Industrial Utility Efficiency    

Air Treatment

This article is for you if your company is purchasing nitrogen gas at 99.999% purity and you’re not sure why.  While there are many applications which do require nitrogen gas concentrated to 99.999%, they are significantly outweighed by the applications that don’t. Rather than relying on a delivery of bulk liquid or pressurized cylinders, many nitrogen users are choosing to produce a custom supply of nitrogen within their facility, and they are doing it at a fraction of the cost. Over the past decade we’ve seen a mass industry shift from delivered nitrogen supply, to nitrogen generation.
According to the United States Department of Agriculture, more than 30,000 food and beverage processing plants across the United States employ more than 1.5 million workers.1 Each of those plants applies a wide range of processes to raw agricultural goods to produce consumable food and beverage products.
The members of the AICD (Association of Independent Compressor Distributors) send owners and senior management to the event. AICD member companies are independent companies selling and servicing air compressors in North America. “The AICD Board is pleased to announce we have added 18 member companies in the past year alone,” said AICD President Lisa Lewis (Michigan Air Solutions). “Vendor participation is at an all-time high as we’ve added 13 new exhibitors and special networking events for vendors to interact with AICD members.”
In modern and industrial work settings, people spend more than 90% of their time in enclosed spaces, such as warehouses, office buildings and factories. In most indoor environments, the air contains a variety of chemical and microbial particles, commonly defined as indoor pollutants, which can severely affect human health and product quality (1). Industries like food and beverage, medical devices and pharmaceutical manufacturers rely on their scheduled compliance testing to confirm the presence or absence of issues in workflow pipelines that are detrimental to the daily output and safety of the product.
Long gone are the days when cost and performance could be the only concern for companies manufacturing refrigerated compressed air dryers using refrigerant compressors. In 2019, accelerated governmental (Europe) regulations and a global concern for sustainability have brought new considerations to the table. What is the Global Warming Potential (GWP) of the refrigerants used in dryers and what is their environmental impact?

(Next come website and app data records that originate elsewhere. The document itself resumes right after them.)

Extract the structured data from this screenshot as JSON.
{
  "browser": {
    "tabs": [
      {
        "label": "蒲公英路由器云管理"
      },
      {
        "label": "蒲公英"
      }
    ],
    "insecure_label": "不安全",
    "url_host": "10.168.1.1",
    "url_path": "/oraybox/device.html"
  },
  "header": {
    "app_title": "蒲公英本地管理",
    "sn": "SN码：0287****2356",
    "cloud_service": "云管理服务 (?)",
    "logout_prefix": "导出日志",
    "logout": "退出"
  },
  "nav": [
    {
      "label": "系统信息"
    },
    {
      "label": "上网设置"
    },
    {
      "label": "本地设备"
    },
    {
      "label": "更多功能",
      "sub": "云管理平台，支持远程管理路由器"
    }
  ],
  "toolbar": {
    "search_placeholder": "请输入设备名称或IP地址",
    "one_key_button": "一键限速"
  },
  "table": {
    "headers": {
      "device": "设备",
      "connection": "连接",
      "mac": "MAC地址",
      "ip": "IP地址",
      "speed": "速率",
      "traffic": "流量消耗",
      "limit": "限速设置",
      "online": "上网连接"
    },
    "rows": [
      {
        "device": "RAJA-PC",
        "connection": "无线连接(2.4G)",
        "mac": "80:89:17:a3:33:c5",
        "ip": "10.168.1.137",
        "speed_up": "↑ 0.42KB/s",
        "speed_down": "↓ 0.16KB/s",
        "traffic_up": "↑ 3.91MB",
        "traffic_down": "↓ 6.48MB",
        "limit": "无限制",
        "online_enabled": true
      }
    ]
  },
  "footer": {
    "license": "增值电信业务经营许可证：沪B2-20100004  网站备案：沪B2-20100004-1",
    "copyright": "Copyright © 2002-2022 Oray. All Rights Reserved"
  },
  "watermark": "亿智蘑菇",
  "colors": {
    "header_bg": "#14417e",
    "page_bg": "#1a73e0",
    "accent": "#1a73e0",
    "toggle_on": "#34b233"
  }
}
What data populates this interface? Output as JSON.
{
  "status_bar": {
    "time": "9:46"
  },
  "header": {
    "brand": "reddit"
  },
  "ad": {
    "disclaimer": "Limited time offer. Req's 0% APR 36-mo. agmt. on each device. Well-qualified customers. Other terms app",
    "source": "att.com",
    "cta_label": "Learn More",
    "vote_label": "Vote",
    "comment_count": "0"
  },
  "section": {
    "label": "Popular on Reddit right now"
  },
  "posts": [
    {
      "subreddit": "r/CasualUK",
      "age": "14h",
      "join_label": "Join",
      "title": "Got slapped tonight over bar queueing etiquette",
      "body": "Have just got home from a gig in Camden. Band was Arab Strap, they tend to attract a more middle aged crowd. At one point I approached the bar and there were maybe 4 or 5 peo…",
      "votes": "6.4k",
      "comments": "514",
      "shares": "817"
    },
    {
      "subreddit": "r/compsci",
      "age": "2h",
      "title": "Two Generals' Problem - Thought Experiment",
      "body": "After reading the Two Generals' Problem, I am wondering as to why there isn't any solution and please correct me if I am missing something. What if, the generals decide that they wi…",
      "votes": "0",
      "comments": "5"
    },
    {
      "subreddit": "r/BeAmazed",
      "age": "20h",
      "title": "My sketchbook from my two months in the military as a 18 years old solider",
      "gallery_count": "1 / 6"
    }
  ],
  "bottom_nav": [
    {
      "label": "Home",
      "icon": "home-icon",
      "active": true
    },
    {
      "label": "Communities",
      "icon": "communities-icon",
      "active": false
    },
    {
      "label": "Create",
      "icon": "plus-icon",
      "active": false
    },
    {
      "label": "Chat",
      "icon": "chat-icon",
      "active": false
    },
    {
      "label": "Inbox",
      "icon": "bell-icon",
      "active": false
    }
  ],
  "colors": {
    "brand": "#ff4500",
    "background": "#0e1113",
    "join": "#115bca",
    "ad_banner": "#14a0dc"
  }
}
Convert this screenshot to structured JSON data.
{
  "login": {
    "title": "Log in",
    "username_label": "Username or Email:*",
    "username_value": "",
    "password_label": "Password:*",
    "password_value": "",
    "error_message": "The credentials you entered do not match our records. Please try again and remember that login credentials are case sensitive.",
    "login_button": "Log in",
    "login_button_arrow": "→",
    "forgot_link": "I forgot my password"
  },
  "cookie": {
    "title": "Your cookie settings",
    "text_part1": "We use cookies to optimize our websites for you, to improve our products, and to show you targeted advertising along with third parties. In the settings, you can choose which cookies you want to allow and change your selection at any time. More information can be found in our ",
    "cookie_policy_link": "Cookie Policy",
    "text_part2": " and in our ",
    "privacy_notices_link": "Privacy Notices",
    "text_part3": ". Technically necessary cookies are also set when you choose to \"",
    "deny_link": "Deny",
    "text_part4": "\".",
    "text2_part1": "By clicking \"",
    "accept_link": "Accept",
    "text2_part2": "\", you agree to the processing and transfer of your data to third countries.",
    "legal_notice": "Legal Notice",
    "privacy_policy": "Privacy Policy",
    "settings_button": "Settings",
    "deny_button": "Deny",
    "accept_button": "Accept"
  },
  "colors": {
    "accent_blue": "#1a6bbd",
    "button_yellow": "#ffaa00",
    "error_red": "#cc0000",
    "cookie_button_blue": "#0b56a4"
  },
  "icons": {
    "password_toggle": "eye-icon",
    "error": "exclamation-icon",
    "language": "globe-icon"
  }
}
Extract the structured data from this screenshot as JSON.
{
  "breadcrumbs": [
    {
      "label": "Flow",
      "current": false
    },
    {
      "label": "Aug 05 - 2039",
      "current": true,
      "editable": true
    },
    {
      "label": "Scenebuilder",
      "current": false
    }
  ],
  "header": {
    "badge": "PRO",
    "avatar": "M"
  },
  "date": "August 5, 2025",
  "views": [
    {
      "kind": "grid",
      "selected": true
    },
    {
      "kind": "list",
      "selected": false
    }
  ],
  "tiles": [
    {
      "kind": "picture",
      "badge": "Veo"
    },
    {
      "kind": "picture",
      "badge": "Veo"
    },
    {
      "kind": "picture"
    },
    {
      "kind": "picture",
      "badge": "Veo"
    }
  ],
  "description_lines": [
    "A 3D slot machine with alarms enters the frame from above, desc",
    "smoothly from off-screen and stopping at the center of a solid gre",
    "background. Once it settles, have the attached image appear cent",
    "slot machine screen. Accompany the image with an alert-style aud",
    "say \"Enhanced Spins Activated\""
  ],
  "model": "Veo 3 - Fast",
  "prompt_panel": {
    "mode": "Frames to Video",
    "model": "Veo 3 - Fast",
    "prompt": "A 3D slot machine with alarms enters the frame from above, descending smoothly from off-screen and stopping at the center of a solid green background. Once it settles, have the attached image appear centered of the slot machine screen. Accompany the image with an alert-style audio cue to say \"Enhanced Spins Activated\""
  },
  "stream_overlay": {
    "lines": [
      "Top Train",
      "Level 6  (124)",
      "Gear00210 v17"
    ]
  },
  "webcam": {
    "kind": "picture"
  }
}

Brewing is normally broken down into four stages-malting, mashing, boiling and fermenting. The complex chemical processes begin with a few simple ingredients - hops, grain, yeast and water. Recently there have been technological advancements to safeguard that these steps are attained accurately, efficiently and with cost-savings. One particular improvement is the use of nitrogen during the brewing process. The addition of an onsite nitrogen generator allows brewers to reduce their nitrogen costs, eliminate downtime, and reduce safety risks related to bulk gas cylinder delivery and changeouts.
Introduced in the 1960s and operated successfully worldwide, the Heat of Compression (HOC) Desiccant Dryer has been a viable and successful compressed air drying technology for over 50 years.  In our ongoing series on missed-demand opportunities, we’ll discuss basic operating parameters of HOC dryers and shed light on common misperceptions associated with the technology.
Experienced auditors become wary when they see desiccant dryers installed in customers’ plants. These dryers are required when a plant needs instrument-quality compressed air, or when compressed air piping is exposed to freezing temperatures. However, while desiccant dryers can gain this level of quality, the energy cost of stepping up from a dewpoint of 35 oF to a level of -40 oF increases quite considerably. To attempt to reduce the energy costs of drying to these low levels, heated blower desiccant styles may be used. This article describes three common desiccant dryer types, as well as some experiences, good and bad, with heated blower types.
Gaseous nitrogen is used in a variety of systems and processes in the food manufacturing and packaging industries. Often regarded as the industry standard for non-chemical preservation, nitrogen is an inexpensive, readily available option. Suited for a variety of uses, Nitrogen needs to be monitored for purity and potential contaminants. Depending on the type of use, the distribution channel, and the required purity levels, different testing plans should be implemented to ensure safety.
Factory lasers use nitrogen right at the cutting point on the metal because the high temperatures used in the process can often cause oxidation. When oxidation occurs, the metal pieces being cut can be damaged, as can the tooling creating the cut. Structural damage or inaccurate cuts can make parts weak and render them useless. The use of nitrogen at the point of contact from laser to metal removes oxygen from the cutting area and helps cool the die as it cuts, thus preventing oxidation. This prevention improves the quality of the final products, produces less scrap metal and cuts back on the reworking of pieces.
This article will focus on ISO8573-7 normative test methods and analysis for viable microbiological contaminants and how it can be fundamentally utilized in compressed air microbial monitoring plans. The quality of the compressed air must be monitored periodically to fulfill national and international standards. ISO 8573 is an available standard addressing compressed air quality. It consists of nine parts that address purity classes, specifications, and procedures. ISO 8573-7:2003, can be utilized across all industries’ compressed air microbial monitoring plans. It contains both informative and normative procedures but lacks any tested compressed air microbial specifications regarding colony enumeration limits for microbial plate counts.